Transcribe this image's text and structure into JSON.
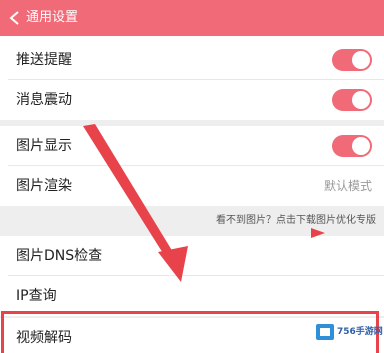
{
  "header": {
    "title": "通用设置",
    "back_icon": "chevron-left-icon"
  },
  "settings": {
    "push_notify": {
      "label": "推送提醒",
      "enabled": true
    },
    "vibrate": {
      "label": "消息震动",
      "enabled": true
    },
    "image_display": {
      "label": "图片显示",
      "enabled": true
    },
    "image_render": {
      "label": "图片渲染",
      "value": "默认模式"
    },
    "hint": "看不到图片？点击下载图片优化专版",
    "dns_check": {
      "label": "图片DNS检查"
    },
    "ip_query": {
      "label": "IP查询"
    },
    "video_decode": {
      "label": "视频解码"
    }
  },
  "watermark": {
    "text": "756手游网"
  },
  "colors": {
    "accent": "#f06a78",
    "annotation_red": "#e8434b",
    "background": "#ffffff",
    "group_gap": "#eeeeee"
  }
}
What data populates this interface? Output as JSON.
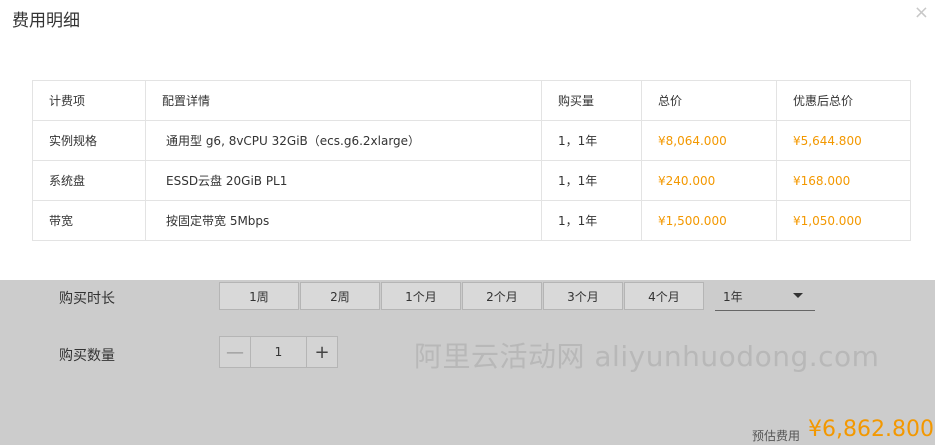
{
  "modal": {
    "title": "费用明细",
    "close_glyph": "×",
    "table": {
      "headers": [
        "计费项",
        "配置详情",
        "购买量",
        "总价",
        "优惠后总价"
      ],
      "rows": [
        {
          "item": "实例规格",
          "detail": "通用型 g6, 8vCPU 32GiB（ecs.g6.2xlarge）",
          "qty": "1，1年",
          "total": "¥8,064.000",
          "discounted": "¥5,644.800"
        },
        {
          "item": "系统盘",
          "detail": "ESSD云盘 20GiB PL1",
          "qty": "1，1年",
          "total": "¥240.000",
          "discounted": "¥168.000"
        },
        {
          "item": "带宽",
          "detail": "按固定带宽 5Mbps",
          "qty": "1，1年",
          "total": "¥1,500.000",
          "discounted": "¥1,050.000"
        }
      ]
    }
  },
  "background": {
    "duration_label": "购买时长",
    "duration_options": [
      "1周",
      "2周",
      "1个月",
      "2个月",
      "3个月",
      "4个月"
    ],
    "year_select_value": "1年",
    "quantity_label": "购买数量",
    "quantity_value": "1",
    "minus_glyph": "—",
    "plus_glyph": "+",
    "watermark": "阿里云活动网 aliyunhuodong.com",
    "estimate_label": "预估费用",
    "estimate_price": "¥6,862.800"
  },
  "colors": {
    "price": "#f39800",
    "overlay": "#cccccc"
  }
}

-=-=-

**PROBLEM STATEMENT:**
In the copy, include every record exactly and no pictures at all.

**TASK RESULT:**
Transcribe this image's text and structure into JSON.
{
  "header": {
    "title": "通用设置",
    "back_icon": "chevron-left-icon"
  },
  "settings": {
    "push_notify": {
      "label": "推送提醒",
      "enabled": true
    },
    "vibrate": {
      "label": "消息震动",
      "enabled": true
    },
    "image_display": {
      "label": "图片显示",
      "enabled": true
    },
    "image_render": {
      "label": "图片渲染",
      "value": "默认模式"
    },
    "hint": "看不到图片？点击下载图片优化专版",
    "dns_check": {
      "label": "图片DNS检查"
    },
    "ip_query": {
      "label": "IP查询"
    },
    "video_decode": {
      "label": "视频解码"
    }
  },
  "watermark": {
    "text": "756手游网"
  },
  "colors": {
    "accent": "#f06a78",
    "annotation_red": "#e8434b",
    "background": "#ffffff",
    "group_gap": "#eeeeee"
  }
}
What data populates this interface? Output as JSON.
{
  "modal": {
    "title": "费用明细",
    "close_glyph": "×",
    "table": {
      "headers": [
        "计费项",
        "配置详情",
        "购买量",
        "总价",
        "优惠后总价"
      ],
      "rows": [
        {
          "item": "实例规格",
          "detail": "通用型 g6, 8vCPU 32GiB（ecs.g6.2xlarge）",
          "qty": "1，1年",
          "total": "¥8,064.000",
          "discounted": "¥5,644.800"
        },
        {
          "item": "系统盘",
          "detail": "ESSD云盘 20GiB PL1",
          "qty": "1，1年",
          "total": "¥240.000",
          "discounted": "¥168.000"
        },
        {
          "item": "带宽",
          "detail": "按固定带宽 5Mbps",
          "qty": "1，1年",
          "total": "¥1,500.000",
          "discounted": "¥1,050.000"
        }
      ]
    }
  },
  "background": {
    "duration_label": "购买时长",
    "duration_options": [
      "1周",
      "2周",
      "1个月",
      "2个月",
      "3个月",
      "4个月"
    ],
    "year_select_value": "1年",
    "quantity_label": "购买数量",
    "quantity_value": "1",
    "minus_glyph": "—",
    "plus_glyph": "+",
    "watermark": "阿里云活动网 aliyunhuodong.com",
    "estimate_label": "预估费用",
    "estimate_price": "¥6,862.800"
  },
  "colors": {
    "price": "#f39800",
    "overlay": "#cccccc"
  }
}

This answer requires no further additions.